Roma sets May vote on charter changes

Roma citizens will decide on proposed changes to the city charter during a special election in May, going against the mayor’s wishes to save money by holding the election in November.

The election will be on possible charter amendments such as changes that would make it easier to hire and fire the city manager by requiring only a simple majority vote by the council instead of a super-majority vote.

Another possible change would allow a former mayor or council member to hold a “compensated appointive office” or be employed by the city after one year of the expiration of the term for which they were elected or appointed.

The city council approved the May election during Wednesday’s city council meeting by a three to one vote, with only Councilmember Clyde Guerra voting against it and Mayor Roberto Salinas absent from the meeting.

Salinas said he wanted the election to be held in November when his position and another on the city council will be up for re-election.

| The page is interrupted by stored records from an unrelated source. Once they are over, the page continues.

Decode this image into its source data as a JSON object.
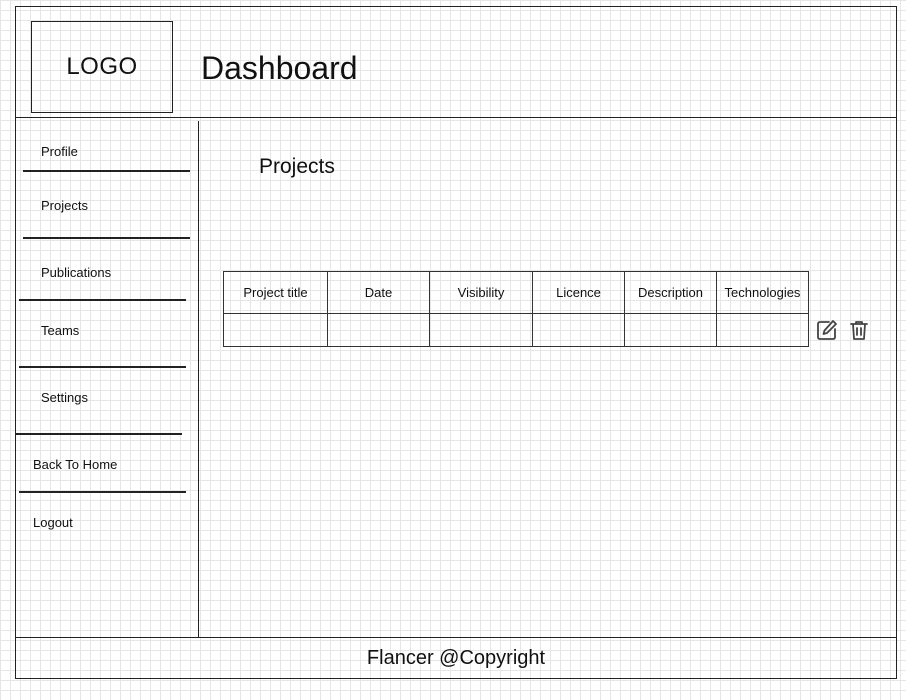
{
  "header": {
    "logo_text": "LOGO",
    "title": "Dashboard"
  },
  "sidebar": {
    "items": [
      {
        "label": "Profile"
      },
      {
        "label": "Projects"
      },
      {
        "label": "Publications"
      },
      {
        "label": "Teams"
      },
      {
        "label": "Settings"
      },
      {
        "label": "Back To Home"
      },
      {
        "label": "Logout"
      }
    ]
  },
  "main": {
    "section_title": "Projects",
    "table": {
      "columns": [
        "Project title",
        "Date",
        "Visibility",
        "Licence",
        "Description",
        "Technologies"
      ],
      "rows": [
        [
          "",
          "",
          "",
          "",
          "",
          ""
        ]
      ]
    },
    "row_actions": [
      "edit-icon",
      "trash-icon"
    ]
  },
  "footer": {
    "text": "Flancer @Copyright"
  }
}
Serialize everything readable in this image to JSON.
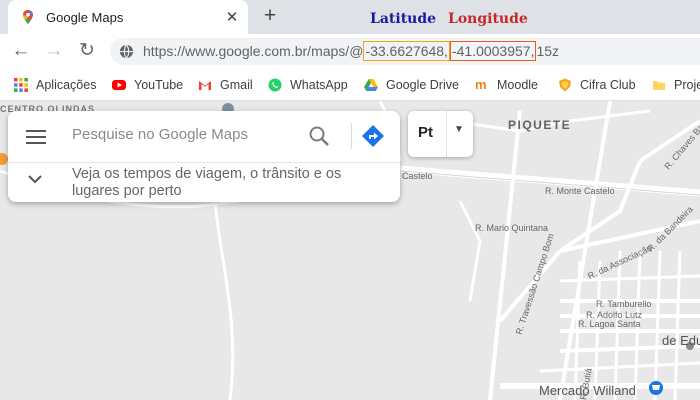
{
  "browser": {
    "tab_title": "Google Maps",
    "url_prefix": "https://www.google.com.br/maps/@",
    "latitude": "-33.6627648,",
    "longitude": "-41.0003957,",
    "url_suffix": "15z"
  },
  "annotations": {
    "latitude_label": "Latitude",
    "longitude_label": "Longitude"
  },
  "bookmarks": [
    {
      "label": "Aplicações"
    },
    {
      "label": "YouTube"
    },
    {
      "label": "Gmail"
    },
    {
      "label": "WhatsApp"
    },
    {
      "label": "Google Drive"
    },
    {
      "label": "Moodle"
    },
    {
      "label": "Cifra Club"
    },
    {
      "label": "Proje"
    }
  ],
  "maps": {
    "search_placeholder": "Pesquise no Google Maps",
    "nearby_text": "Veja os tempos de viagem, o trânsito e os lugares por perto",
    "layers_label": "Pt"
  },
  "map_labels": {
    "neighborhood": "PIQUETE",
    "area_top": "CENTRO OLINDAS",
    "r_castelo": "Castelo",
    "r_monte_castelo": "R. Monte Castelo",
    "r_chaves_barc": "R. Chaves Barc",
    "r_mario_quintana": "R. Mario Quintana",
    "r_da_bandeira": "R. da Bandeira",
    "r_travessao": "R. Travessão Campo Bom",
    "r_associacao": "R. da Associação",
    "r_tamburello": "R. Tamburello",
    "r_adolfo_lutz": "R. Adolfo Lutz",
    "r_lagoa_santa": "R. Lagoa Santa",
    "r_butia": "R. Butiá",
    "place_edu": "de Edu",
    "place_mercado": "Mercado Willand"
  }
}
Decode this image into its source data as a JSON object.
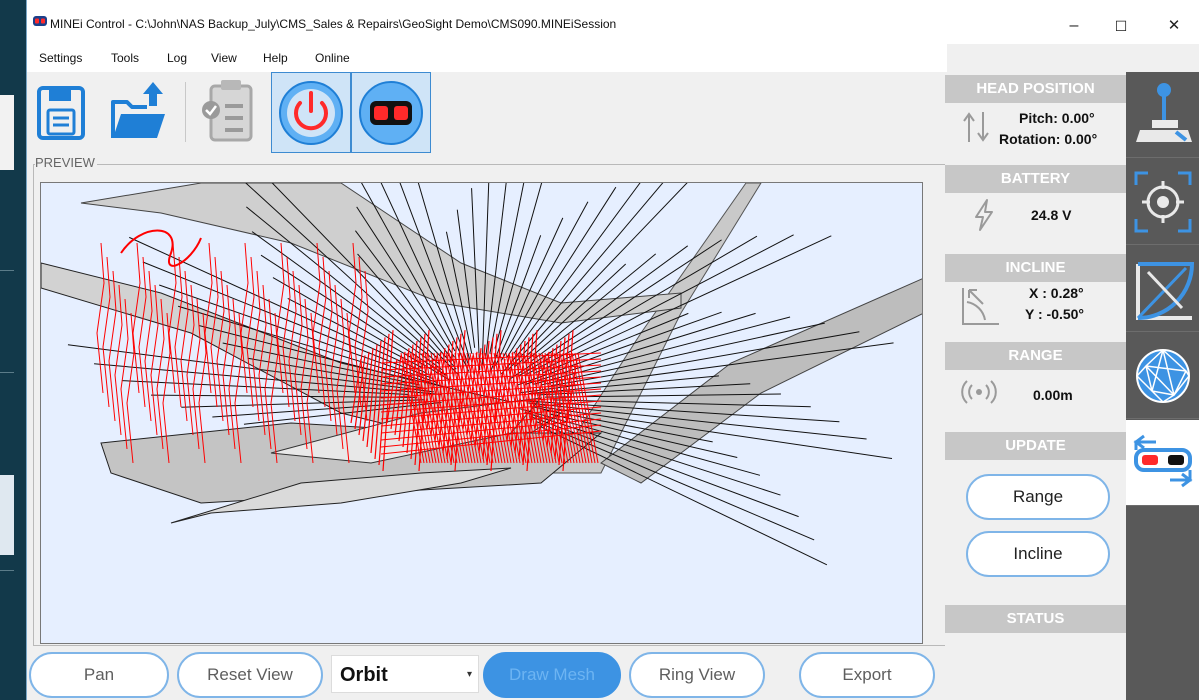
{
  "window": {
    "title": "MINEi Control - C:\\John\\NAS Backup_July\\CMS_Sales & Repairs\\GeoSight Demo\\CMS090.MINEiSession",
    "minimize_glyph": "–",
    "maximize_glyph": "☐",
    "close_glyph": "✕"
  },
  "menu": [
    "Settings",
    "Tools",
    "Log",
    "View",
    "Help",
    "Online"
  ],
  "toolbar": {
    "icons": [
      "save-disk-icon",
      "open-folder-icon",
      "checklist-icon",
      "power-icon",
      "goggles-icon"
    ]
  },
  "preview": {
    "label": "PREVIEW"
  },
  "controls": {
    "pan": "Pan",
    "reset_view": "Reset View",
    "camera_mode": "Orbit",
    "camera_caret": "▾",
    "draw_mesh": "Draw Mesh",
    "ring_view": "Ring View",
    "export": "Export"
  },
  "status_panel": {
    "head_position": {
      "header": "HEAD POSITION",
      "pitch": "Pitch: 0.00°",
      "rotation": "Rotation: 0.00°"
    },
    "battery": {
      "header": "BATTERY",
      "value": "24.8 V"
    },
    "incline": {
      "header": "INCLINE",
      "x": "X : 0.28°",
      "y": "Y : -0.50°"
    },
    "range": {
      "header": "RANGE",
      "value": "0.00m"
    },
    "update": {
      "header": "UPDATE",
      "range_button": "Range",
      "incline_button": "Incline"
    },
    "status": {
      "header": "STATUS"
    }
  },
  "side_tabs": [
    "joystick-control-icon",
    "target-scan-icon",
    "angle-measure-icon",
    "mesh-sphere-icon",
    "goggles-view-icon"
  ],
  "colors": {
    "accent": "#3d93e3",
    "pill_border": "#7fb5e8",
    "panel_header": "#c7c7c7",
    "scan_red": "#ff0000",
    "viewport_bg": "#e6efff"
  }
}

The special election is expected to cost approximately $20,000, according to Roma City Manager Crisanto Salinas.

“I just don’t think it was a good idea,” the mayor said about having a special election in May. “The city council did not allocate money for a special election and then they went ahead and called a special election.”

Salinas said the council would hold another budget workshop to determine from which department they would make cuts to pay for the election. However, he said he didn’t think there was anywhere the city could make cuts.

“We just had a budget workshop very recently and we determined, basically, we are right on track with what we had budgeted,” Salinas said. “We’re working well within our budget and so we really didn’t see any room for adjustments anywhere or any need for adjustments.”

During that workshop, held on Jan. 21, the mayor had said he hoped to use any money available to possibly provide a pay increase to their police officers — an issue he said was causing officers to leave for other departments.

Now, however, the mayor said he doesn’t a pay increase is feasible.

“I really doubt it,” he said. “We saw that there was really no room for adjustment in the budget so I don’t know; I’m going to leave it up to the city council to tell us where they’re going to make adjustments in the budget since they’re the ones that called for the election.”

Councilman Jose G. Cantu Jr. said the majority of the council wanted the election in May so that it wouldn’t be a “political event.”

“What we want is for the people to go out and vote, if they want to vote, for a change or not,” Cantu said.

“We don’t want for any of the parties to have politiqueras or to have anything going on,” he added, referring to campaign workers who are usually paid to harvest votes.

“So we just wanted an election for the city which would not have anything to do with political sides,” he said. “That is the reason we decided to go with the May election.

Regarding the mayor’s concern about funding the special election, Cantu argued the council had already saved money for the city with changes to the city attorney position and by changing insurance carriers.

He added the city council would make another change next month that would save more money for the city but declined to say what that change would be.

“If we say it, they’re going to try to do something about it but it’s going to come out in the next regular city meeting,” Cantu said.

“We’re doing what’s best for the city,” Cantu said. “I believe it’s time for Roma to go into a different direction, into what’s best for the community and for the people that live here.”